They are a mere fraction of the tens of thousands of data centres that now exist to support the overall explosion of digital information. Stupendous amounts of data are set in motion each day as, with an innocuous click or tap, people download movies on iTunes, check credit card balances through Visa’s Web site, send Yahoo e-mail with files attached, buy products on Amazon, post on Twitter or read newspapers online.
A yearlong examination by The New York Times has revealed that this foundation of the information industry is sharply at odds with its image of sleek efficiency and environmental friendliness.
Most data centres, by design, consume vast amounts of energy in an incongruously wasteful manner, interviews and documents show. Online companies typically run their facilities at maximum capacity around the clock, whatever the demand. As a result, data centres can waste 90 percent or more of the electricity they pull off the grid, The Times found.
To guard against a power failure, they further rely on banks of generators that emit diesel exhaust. The pollution from data centres has increasingly been cited by the authorities for violating clean air regulations, documents show. In Silicon Valley, many data centres appear on the state government’s Toxic Air Contaminant Inventory, a roster of the area’s top stationary diesel polluters.

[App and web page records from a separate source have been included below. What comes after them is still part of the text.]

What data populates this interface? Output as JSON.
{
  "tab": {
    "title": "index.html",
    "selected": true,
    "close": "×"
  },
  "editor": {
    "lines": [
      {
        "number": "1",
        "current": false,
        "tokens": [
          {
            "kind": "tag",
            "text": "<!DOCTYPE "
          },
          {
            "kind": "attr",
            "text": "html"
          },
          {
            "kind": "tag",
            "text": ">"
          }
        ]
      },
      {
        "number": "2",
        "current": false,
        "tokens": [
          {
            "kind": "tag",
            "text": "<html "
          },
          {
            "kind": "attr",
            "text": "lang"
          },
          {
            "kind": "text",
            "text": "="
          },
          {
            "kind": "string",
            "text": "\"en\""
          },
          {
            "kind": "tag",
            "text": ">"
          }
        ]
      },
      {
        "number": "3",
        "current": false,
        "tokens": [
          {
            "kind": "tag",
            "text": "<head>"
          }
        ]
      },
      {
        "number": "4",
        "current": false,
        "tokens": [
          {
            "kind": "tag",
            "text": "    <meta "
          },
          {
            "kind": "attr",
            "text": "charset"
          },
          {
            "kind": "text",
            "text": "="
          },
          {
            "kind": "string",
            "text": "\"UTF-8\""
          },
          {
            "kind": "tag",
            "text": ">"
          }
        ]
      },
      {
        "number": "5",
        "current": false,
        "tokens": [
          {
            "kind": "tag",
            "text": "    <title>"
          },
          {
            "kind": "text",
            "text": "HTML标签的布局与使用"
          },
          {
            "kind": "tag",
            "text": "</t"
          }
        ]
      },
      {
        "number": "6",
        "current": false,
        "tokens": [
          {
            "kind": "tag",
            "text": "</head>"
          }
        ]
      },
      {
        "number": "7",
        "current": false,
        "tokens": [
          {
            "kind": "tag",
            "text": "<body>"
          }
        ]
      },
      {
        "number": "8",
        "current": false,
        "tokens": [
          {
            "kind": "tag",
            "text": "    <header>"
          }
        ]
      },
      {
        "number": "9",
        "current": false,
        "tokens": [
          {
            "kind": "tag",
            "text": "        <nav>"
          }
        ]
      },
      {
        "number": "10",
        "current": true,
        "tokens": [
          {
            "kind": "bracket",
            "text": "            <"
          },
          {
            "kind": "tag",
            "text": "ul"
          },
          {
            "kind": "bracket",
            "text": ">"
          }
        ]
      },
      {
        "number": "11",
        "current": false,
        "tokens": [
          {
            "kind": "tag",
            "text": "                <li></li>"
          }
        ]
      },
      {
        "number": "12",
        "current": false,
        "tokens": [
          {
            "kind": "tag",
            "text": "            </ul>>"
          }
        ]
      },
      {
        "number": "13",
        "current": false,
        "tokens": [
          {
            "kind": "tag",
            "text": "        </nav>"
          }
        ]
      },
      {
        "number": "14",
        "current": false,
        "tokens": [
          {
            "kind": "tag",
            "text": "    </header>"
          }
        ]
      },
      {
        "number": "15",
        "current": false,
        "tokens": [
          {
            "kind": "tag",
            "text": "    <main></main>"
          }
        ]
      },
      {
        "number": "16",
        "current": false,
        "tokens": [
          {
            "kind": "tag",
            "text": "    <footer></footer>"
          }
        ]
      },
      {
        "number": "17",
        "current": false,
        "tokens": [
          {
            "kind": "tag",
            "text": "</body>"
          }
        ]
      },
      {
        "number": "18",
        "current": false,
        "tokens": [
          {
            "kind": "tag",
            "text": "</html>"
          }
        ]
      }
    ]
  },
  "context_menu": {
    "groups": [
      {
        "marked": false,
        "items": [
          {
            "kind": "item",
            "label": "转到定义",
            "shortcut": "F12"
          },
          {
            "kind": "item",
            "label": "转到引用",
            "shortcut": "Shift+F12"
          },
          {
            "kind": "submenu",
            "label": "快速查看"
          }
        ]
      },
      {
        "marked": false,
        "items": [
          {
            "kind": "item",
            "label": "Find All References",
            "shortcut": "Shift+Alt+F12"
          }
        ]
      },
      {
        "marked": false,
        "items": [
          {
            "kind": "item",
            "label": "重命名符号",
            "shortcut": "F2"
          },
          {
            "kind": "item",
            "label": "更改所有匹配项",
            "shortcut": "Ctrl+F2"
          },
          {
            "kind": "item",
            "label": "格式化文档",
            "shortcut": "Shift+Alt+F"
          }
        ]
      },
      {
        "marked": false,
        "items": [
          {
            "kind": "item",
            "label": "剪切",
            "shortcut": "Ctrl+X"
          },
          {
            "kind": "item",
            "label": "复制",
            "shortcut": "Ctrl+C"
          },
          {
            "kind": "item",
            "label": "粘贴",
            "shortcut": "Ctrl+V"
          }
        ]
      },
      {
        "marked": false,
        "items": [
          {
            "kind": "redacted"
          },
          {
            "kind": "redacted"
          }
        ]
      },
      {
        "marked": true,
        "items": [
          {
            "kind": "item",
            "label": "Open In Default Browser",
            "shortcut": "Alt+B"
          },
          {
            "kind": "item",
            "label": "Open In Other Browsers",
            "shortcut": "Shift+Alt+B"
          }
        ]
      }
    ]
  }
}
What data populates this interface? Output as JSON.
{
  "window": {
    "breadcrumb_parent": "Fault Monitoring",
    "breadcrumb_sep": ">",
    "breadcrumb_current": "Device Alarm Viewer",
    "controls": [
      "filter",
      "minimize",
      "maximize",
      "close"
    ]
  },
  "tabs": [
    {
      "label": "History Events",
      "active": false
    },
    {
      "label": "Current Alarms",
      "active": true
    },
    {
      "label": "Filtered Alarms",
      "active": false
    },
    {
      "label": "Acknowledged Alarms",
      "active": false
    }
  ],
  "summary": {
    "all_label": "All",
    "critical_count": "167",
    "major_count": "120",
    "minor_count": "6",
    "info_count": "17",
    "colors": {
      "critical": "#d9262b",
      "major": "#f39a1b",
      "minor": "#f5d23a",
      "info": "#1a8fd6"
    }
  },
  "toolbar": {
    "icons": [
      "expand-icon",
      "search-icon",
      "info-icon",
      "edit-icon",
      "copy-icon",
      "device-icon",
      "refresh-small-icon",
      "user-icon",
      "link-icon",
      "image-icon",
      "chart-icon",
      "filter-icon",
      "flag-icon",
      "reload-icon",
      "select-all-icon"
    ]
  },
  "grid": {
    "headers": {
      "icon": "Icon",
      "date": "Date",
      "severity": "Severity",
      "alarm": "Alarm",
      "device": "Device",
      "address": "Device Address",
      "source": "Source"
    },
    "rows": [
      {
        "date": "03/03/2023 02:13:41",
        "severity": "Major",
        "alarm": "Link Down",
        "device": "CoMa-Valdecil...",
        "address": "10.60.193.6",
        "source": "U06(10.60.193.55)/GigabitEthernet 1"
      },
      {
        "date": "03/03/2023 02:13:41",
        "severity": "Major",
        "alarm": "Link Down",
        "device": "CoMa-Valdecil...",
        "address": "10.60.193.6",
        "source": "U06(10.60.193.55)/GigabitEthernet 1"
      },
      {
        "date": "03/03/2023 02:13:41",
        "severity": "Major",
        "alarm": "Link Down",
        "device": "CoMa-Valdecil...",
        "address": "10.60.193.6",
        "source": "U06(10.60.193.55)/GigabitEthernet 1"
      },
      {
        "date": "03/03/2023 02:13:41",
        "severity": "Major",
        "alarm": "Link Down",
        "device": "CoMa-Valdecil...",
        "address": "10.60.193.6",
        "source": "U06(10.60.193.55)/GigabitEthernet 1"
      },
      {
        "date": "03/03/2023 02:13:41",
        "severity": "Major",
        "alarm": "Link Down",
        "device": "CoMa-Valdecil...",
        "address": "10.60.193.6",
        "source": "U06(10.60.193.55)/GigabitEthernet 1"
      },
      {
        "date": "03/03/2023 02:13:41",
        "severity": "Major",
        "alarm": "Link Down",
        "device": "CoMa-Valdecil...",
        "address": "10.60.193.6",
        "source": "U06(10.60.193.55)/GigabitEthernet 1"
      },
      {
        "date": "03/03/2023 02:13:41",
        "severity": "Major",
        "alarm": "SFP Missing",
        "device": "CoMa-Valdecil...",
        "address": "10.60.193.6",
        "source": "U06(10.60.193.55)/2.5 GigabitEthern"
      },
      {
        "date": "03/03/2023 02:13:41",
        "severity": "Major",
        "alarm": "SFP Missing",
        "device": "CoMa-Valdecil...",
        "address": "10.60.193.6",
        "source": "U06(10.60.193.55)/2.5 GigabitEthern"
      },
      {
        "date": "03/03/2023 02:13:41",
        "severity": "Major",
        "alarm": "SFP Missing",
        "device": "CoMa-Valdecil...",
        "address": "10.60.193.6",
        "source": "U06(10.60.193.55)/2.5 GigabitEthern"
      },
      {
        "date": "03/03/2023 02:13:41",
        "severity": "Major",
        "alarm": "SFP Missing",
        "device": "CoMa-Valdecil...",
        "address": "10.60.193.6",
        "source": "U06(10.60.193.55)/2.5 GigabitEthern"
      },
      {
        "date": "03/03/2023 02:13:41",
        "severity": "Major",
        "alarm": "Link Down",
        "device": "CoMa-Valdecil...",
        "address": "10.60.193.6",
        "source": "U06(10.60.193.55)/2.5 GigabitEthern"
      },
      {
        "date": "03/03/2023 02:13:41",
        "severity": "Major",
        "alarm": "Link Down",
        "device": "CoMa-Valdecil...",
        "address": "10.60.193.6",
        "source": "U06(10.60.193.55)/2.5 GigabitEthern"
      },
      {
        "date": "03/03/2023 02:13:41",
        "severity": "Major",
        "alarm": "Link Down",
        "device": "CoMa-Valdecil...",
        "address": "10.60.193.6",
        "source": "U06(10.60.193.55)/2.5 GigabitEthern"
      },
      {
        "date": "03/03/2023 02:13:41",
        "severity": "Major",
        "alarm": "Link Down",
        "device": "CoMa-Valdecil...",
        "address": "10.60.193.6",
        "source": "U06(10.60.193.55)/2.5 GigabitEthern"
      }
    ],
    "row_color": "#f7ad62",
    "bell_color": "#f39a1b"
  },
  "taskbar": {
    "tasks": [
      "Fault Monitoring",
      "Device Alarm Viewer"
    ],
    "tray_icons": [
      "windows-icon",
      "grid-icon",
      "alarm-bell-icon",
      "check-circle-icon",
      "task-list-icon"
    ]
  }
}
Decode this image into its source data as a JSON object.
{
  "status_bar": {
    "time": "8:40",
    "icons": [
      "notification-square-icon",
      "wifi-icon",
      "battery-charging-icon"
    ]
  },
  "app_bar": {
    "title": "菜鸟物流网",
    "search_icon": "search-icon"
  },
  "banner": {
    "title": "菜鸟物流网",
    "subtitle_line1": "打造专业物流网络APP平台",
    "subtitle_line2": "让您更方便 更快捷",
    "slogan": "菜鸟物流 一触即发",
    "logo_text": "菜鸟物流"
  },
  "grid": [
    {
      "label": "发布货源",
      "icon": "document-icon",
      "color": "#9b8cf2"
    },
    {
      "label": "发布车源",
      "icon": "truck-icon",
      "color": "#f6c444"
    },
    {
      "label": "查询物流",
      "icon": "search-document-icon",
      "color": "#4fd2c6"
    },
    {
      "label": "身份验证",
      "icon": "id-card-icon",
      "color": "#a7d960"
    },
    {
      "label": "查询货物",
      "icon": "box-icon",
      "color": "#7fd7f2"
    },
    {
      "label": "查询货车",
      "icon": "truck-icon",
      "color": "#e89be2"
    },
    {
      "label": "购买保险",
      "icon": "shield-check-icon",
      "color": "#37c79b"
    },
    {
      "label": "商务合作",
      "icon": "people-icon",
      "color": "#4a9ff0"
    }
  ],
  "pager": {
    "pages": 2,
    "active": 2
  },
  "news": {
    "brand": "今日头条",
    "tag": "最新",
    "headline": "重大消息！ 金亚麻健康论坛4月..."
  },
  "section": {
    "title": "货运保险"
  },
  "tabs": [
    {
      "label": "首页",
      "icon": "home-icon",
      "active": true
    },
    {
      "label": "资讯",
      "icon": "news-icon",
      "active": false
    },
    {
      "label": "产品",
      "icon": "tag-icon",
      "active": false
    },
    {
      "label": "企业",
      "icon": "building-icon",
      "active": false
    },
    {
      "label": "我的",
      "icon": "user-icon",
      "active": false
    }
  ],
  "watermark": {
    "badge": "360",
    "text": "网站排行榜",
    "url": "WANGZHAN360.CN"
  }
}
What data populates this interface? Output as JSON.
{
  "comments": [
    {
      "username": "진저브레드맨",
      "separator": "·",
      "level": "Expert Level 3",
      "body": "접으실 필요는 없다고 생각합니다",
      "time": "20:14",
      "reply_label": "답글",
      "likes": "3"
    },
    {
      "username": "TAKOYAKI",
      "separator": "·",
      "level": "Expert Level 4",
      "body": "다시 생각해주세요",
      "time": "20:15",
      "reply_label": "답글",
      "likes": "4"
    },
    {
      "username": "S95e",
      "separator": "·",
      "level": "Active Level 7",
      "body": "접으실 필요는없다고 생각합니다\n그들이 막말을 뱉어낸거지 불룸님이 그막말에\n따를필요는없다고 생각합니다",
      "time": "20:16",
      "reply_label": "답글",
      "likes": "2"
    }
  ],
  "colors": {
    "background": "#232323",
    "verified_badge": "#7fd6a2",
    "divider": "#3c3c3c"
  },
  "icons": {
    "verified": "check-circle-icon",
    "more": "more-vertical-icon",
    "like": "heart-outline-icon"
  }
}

Worldwide, the digital warehouses use about 30 billion watts of electricity, roughly equivalent to the output of 30 nuclear power plants, according to estimates industry experts compiled for The Times. Data centres in the United States account for one-quarter to one-third of that load, the estimates show — via redwolf.newsvine.com